All posts tagged: travelblog

Monasteries and Churches of Greece

With 97% of the country comprised of Greek Orthodox members, it’s no wonder there’s an abundance of historic monasteries and churches with generations of monks, nuns, and priests who have preserved the Greek language, culture, and religion. Greek Orthodox monasteries stretch across the countryside in some of the most beautiful locations imaginable—some balanced atop steep rocks with others burrowed in lush, green valleys and olive groves. Many of these monasteries were built centuries ago by hermits and monks in an effort to escape religious persecution. During Greece’s most troubling times, monasteries offered safety and comfort to the people of Greece. In addition to the monasteries, visitors will find countless Orthodox churches, packed with holy icons and whose architecture reflect particular regions of Greece and the period in which they were built. Some of the oldest date back to the Byzantine era (330-1453 A.D.). The architecture and the earthly tones of the churches on the Ionian Islands like Corfu, Lefkada, and Zakynthos were heavily influenced by the Venetians during the 15th century. Santorini, Tinos, Milos, and …

Monastery of St. John the Baptist, Megara

The first Greek Orthodox Monastery I ever visited was the Monastery of St. John the Baptist, above Megara, Greece. I was traveling through Greece with my family in the summer of 2003, just a 12-year-old with her mind preoccupied with thoughts of home and concerned about what I would wear for my first day of junior high school upon my return from Greece. When my family got to the Monastery of St. John, we were invited to stay overnight, a rare treat offered to very few people. That night is forever cemented in my memory, and sparked my interest in monasteries. It was at St. John’s where I learned to live in the present. During our stay, I learned the monastery was founded in 1960 by a nun who was first drawn to the site over two decades prior. This nun would spend her Sundays visiting and praying at local churches in the hills throughout the Megara region, walking great distances from her home and back each week.
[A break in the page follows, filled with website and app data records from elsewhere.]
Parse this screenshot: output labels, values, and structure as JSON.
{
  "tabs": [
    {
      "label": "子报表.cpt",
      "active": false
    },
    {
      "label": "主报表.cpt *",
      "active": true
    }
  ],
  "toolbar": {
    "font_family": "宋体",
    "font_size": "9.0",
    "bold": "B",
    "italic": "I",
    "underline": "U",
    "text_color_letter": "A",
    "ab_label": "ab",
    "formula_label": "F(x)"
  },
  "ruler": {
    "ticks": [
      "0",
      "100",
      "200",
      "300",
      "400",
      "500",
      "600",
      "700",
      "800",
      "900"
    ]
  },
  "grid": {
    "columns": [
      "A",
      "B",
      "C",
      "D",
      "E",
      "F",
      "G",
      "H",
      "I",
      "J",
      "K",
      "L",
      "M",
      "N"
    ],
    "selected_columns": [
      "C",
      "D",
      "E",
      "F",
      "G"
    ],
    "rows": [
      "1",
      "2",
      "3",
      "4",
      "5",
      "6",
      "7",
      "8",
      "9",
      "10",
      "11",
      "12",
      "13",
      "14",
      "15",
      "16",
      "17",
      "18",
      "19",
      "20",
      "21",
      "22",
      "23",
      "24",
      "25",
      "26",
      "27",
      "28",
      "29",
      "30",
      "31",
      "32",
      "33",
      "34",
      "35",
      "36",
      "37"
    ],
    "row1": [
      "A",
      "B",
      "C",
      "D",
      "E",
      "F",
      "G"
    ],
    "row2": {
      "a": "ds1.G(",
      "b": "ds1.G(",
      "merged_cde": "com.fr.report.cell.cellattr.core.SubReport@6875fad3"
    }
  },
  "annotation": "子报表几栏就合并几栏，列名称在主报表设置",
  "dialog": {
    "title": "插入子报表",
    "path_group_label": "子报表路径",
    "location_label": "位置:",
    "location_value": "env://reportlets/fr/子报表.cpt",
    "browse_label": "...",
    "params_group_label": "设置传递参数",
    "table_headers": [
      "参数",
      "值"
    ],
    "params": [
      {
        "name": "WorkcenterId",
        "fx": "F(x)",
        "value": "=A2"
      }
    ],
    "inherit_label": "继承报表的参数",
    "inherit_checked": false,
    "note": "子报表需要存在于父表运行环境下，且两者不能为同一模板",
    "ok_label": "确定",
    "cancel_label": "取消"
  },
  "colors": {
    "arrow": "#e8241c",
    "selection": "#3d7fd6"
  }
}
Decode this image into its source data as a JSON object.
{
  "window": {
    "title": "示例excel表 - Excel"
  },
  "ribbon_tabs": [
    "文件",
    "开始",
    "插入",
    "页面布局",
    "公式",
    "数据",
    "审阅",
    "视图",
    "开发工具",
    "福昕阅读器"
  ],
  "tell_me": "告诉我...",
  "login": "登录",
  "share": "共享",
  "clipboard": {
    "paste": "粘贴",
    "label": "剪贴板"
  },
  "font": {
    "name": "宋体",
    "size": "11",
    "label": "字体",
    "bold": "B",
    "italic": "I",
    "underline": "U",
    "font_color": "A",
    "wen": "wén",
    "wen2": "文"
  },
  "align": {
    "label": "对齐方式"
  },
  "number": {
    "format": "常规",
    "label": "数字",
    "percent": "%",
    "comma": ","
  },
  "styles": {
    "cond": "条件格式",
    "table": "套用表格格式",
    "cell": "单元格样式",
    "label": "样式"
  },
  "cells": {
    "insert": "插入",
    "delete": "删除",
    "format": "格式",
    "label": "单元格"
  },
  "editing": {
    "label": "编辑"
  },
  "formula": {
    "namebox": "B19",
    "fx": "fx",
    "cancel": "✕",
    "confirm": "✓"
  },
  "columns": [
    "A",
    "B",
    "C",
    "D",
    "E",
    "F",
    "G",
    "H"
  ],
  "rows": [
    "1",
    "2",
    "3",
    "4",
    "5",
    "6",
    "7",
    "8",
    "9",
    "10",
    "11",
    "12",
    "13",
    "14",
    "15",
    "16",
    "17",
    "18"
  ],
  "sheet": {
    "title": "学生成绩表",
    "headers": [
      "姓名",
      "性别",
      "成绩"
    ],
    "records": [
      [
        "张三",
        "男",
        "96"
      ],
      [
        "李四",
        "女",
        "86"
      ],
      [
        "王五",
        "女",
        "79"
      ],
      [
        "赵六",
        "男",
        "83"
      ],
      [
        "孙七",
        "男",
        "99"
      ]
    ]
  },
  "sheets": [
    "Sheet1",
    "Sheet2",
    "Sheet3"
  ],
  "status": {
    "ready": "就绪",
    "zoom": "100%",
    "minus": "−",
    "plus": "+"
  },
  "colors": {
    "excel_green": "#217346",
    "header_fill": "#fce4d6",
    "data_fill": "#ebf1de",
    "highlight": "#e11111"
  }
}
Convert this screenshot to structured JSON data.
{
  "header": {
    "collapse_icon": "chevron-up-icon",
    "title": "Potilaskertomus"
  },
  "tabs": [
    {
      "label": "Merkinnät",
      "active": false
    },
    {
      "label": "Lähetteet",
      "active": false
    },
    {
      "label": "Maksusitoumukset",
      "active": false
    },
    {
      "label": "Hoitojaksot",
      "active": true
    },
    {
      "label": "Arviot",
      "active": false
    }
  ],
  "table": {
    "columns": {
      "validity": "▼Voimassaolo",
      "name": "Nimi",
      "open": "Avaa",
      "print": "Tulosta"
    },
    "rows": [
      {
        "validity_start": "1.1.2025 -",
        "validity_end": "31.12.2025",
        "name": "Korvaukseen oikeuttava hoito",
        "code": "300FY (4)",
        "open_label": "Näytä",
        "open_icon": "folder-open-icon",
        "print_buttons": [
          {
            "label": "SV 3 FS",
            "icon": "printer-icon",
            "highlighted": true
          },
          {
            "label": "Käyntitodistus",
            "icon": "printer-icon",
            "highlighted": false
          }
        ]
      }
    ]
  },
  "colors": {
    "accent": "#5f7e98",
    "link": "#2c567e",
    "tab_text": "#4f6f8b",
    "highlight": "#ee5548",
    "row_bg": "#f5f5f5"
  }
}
By the time my family visited, the monastery …

Agia Lavra and Mega Spileo Monastery

“EIPHNH”—Peace. “OXI PIA POLEMOI”—No more war.  I pause, frozen, for what seems like eternity whenever I stare at these words cast in huge white letters on a quiet hillside in the Northern Peloponnese region of Greece. At the top of the hill, a large cross overlooks the city below, and a date reads 13-12-43. All serve as messages of peace and symbols of the martyrdoms that took place there.   On December 13, 1943, Kalavryta experienced one of the worst atrocities of World War II. On that day, Nazi soldiers locked women and children in the town’s school and set it on fire. Soldiers took over 500 males from Kalavryta and surrounding villages to that quiet hillside. German soldiers lay in wait in the surrounding brush. On command, the soldiers fired at the unarmed mass of men, killing all but 13.  Today, a stone monument stands tall in memoriam and lists the names and ages of the dead. The first time I visited Kalavryta with my family, both my brothers wept as they stared up at the monument, seeing …

Holy Trinity Monastery, Aegina

Saint Nektarios, the patron saint of Aegina, was recognized as a saint in 1961, making him one of the most recently canonized saints in the Greek Orthodox church. A philosopher and writer, Saint Nektarios became widely known as a healer and was particularly sought out by persons suffering from heart disease and cancer. Having lost my own Yiayia (grandmother) Metos to cancer in 1996, visiting this monastery has always held special meaning for me. Saint Nektarios is now considered a “walking saint,” meaning a saint who appears regularly to the faithful in dreams or visions, and continues to do so today. Until his death in 1920, Saint Nektarios lived in the Holy Trinity Monastery, which he established, and where many nuns continue to reside today. The monastery sits high on a hill, overlooking the more modern Saint Nektarios church at the base of that hill. The panoramic views from Holy Trinity Monastery stretch all the way to the sea. Start your visit at the monastery, where you can explore the very room where Saint Nektarios …